Exercise requirements: Repeat the whole listing below precisely. Omit all pictures.

Given information:
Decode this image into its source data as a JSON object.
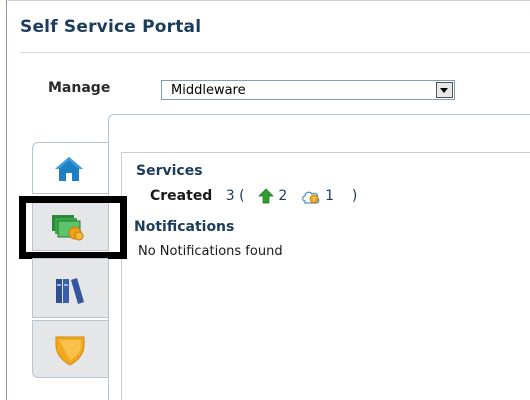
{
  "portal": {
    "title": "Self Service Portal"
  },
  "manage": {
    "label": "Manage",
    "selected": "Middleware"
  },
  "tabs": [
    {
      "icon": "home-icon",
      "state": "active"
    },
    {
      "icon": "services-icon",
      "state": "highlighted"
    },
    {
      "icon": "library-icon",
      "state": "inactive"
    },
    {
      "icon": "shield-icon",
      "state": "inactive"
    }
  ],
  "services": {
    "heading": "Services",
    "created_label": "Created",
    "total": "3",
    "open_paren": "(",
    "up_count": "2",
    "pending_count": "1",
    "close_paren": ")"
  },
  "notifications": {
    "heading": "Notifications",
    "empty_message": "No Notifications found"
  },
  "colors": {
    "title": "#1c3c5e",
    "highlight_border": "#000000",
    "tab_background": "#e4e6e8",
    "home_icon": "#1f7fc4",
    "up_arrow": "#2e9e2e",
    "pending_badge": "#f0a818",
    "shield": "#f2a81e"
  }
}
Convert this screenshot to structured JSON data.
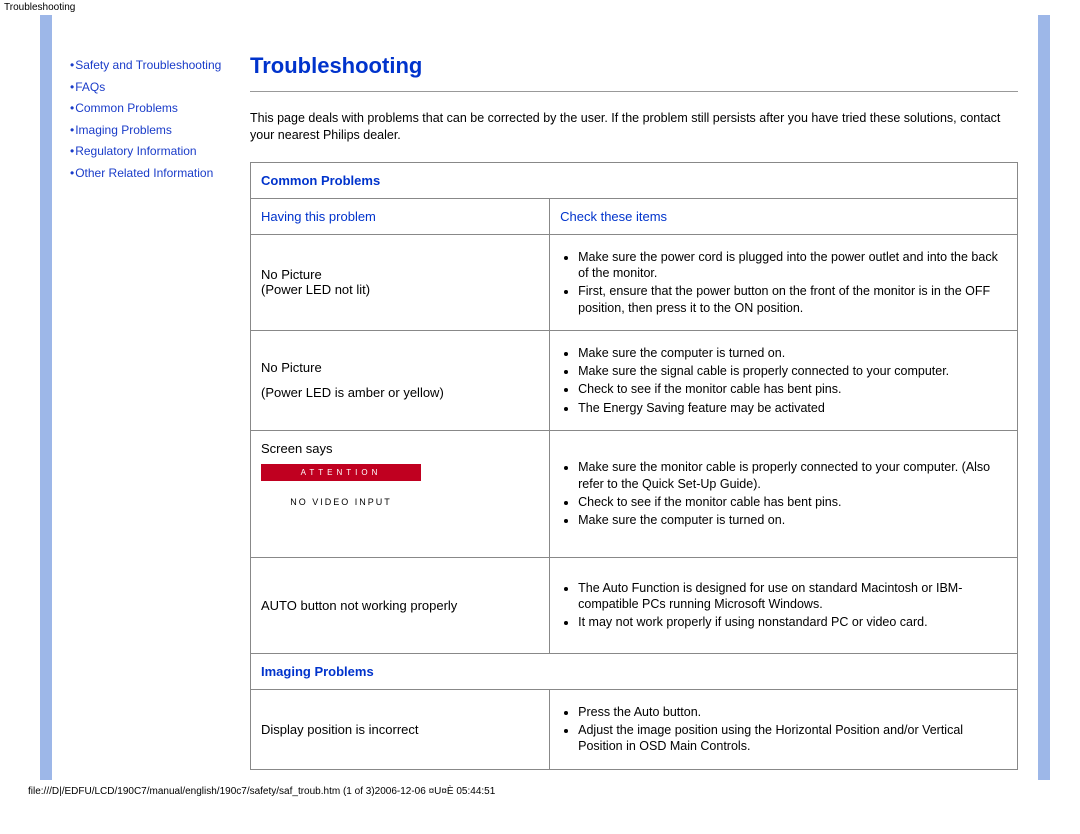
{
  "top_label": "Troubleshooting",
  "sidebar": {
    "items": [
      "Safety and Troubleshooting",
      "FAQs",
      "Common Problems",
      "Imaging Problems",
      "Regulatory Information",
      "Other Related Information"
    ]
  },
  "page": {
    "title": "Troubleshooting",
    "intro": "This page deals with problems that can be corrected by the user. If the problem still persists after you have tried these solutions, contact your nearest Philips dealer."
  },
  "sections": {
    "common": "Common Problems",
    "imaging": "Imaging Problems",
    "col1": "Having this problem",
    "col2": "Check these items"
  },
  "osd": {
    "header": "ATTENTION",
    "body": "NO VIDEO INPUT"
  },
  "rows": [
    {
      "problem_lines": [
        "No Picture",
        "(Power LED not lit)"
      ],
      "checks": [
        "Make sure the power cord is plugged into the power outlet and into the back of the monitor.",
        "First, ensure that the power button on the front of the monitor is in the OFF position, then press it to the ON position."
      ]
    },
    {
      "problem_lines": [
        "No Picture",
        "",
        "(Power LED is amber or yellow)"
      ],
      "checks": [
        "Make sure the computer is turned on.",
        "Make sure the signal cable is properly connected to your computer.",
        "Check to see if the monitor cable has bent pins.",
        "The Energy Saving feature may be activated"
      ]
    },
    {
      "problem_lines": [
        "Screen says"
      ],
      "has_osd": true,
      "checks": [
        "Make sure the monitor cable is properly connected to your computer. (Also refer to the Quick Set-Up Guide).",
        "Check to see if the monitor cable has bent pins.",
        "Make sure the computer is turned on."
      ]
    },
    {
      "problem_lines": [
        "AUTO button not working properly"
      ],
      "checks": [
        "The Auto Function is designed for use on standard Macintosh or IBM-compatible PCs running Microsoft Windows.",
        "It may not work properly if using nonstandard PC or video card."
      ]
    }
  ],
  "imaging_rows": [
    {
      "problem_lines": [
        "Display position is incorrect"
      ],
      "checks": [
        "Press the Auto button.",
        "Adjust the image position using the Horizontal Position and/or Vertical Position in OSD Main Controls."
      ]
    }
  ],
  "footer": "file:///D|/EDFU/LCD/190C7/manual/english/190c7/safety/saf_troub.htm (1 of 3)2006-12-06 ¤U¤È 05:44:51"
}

Response area:
Decode this image into its source data as a JSON object.
{
  "portal": {
    "title": "Self Service Portal"
  },
  "manage": {
    "label": "Manage",
    "selected": "Middleware"
  },
  "tabs": [
    {
      "icon": "home-icon",
      "state": "active"
    },
    {
      "icon": "services-icon",
      "state": "highlighted"
    },
    {
      "icon": "library-icon",
      "state": "inactive"
    },
    {
      "icon": "shield-icon",
      "state": "inactive"
    }
  ],
  "services": {
    "heading": "Services",
    "created_label": "Created",
    "total": "3",
    "open_paren": "(",
    "up_count": "2",
    "pending_count": "1",
    "close_paren": ")"
  },
  "notifications": {
    "heading": "Notifications",
    "empty_message": "No Notifications found"
  },
  "colors": {
    "title": "#1c3c5e",
    "highlight_border": "#000000",
    "tab_background": "#e4e6e8",
    "home_icon": "#1f7fc4",
    "up_arrow": "#2e9e2e",
    "pending_badge": "#f0a818",
    "shield": "#f2a81e"
  }
}
Convert this screenshot to structured JSON data.
{
  "top_label": "Troubleshooting",
  "sidebar": {
    "items": [
      "Safety and Troubleshooting",
      "FAQs",
      "Common Problems",
      "Imaging Problems",
      "Regulatory Information",
      "Other Related Information"
    ]
  },
  "page": {
    "title": "Troubleshooting",
    "intro": "This page deals with problems that can be corrected by the user. If the problem still persists after you have tried these solutions, contact your nearest Philips dealer."
  },
  "sections": {
    "common": "Common Problems",
    "imaging": "Imaging Problems",
    "col1": "Having this problem",
    "col2": "Check these items"
  },
  "osd": {
    "header": "ATTENTION",
    "body": "NO VIDEO INPUT"
  },
  "rows": [
    {
      "problem_lines": [
        "No Picture",
        "(Power LED not lit)"
      ],
      "checks": [
        "Make sure the power cord is plugged into the power outlet and into the back of the monitor.",
        "First, ensure that the power button on the front of the monitor is in the OFF position, then press it to the ON position."
      ]
    },
    {
      "problem_lines": [
        "No Picture",
        "",
        "(Power LED is amber or yellow)"
      ],
      "checks": [
        "Make sure the computer is turned on.",
        "Make sure the signal cable is properly connected to your computer.",
        "Check to see if the monitor cable has bent pins.",
        "The Energy Saving feature may be activated"
      ]
    },
    {
      "problem_lines": [
        "Screen says"
      ],
      "has_osd": true,
      "checks": [
        "Make sure the monitor cable is properly connected to your computer. (Also refer to the Quick Set-Up Guide).",
        "Check to see if the monitor cable has bent pins.",
        "Make sure the computer is turned on."
      ]
    },
    {
      "problem_lines": [
        "AUTO button not working properly"
      ],
      "checks": [
        "The Auto Function is designed for use on standard Macintosh or IBM-compatible PCs running Microsoft Windows.",
        "It may not work properly if using nonstandard PC or video card."
      ]
    }
  ],
  "imaging_rows": [
    {
      "problem_lines": [
        "Display position is incorrect"
      ],
      "checks": [
        "Press the Auto button.",
        "Adjust the image position using the Horizontal Position and/or Vertical Position in OSD Main Controls."
      ]
    }
  ],
  "footer": "file:///D|/EDFU/LCD/190C7/manual/english/190c7/safety/saf_troub.htm (1 of 3)2006-12-06 ¤U¤È 05:44:51"
}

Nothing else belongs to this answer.